Number of pages | 10 |

Journal | Proceedings of the Annual Symposium on Computational Geometry |

State | Published - 1 Jan 2002 |

Externally published | Yes |

## Keywords

- Arrangements
- Distinct distances
- Incidences
- Lenses
- Levels
- Pseudo-circles

## ASJC Scopus subject areas
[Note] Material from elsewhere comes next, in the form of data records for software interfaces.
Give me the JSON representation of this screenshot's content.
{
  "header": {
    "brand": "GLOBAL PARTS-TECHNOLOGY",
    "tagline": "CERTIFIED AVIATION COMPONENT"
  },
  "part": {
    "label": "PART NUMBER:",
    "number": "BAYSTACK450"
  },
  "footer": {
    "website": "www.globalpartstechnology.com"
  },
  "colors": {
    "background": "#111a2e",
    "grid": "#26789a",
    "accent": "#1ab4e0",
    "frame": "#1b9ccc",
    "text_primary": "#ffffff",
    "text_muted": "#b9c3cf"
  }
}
- Theoretical Computer Science
- Geometry and Topology
- Computational Mathematics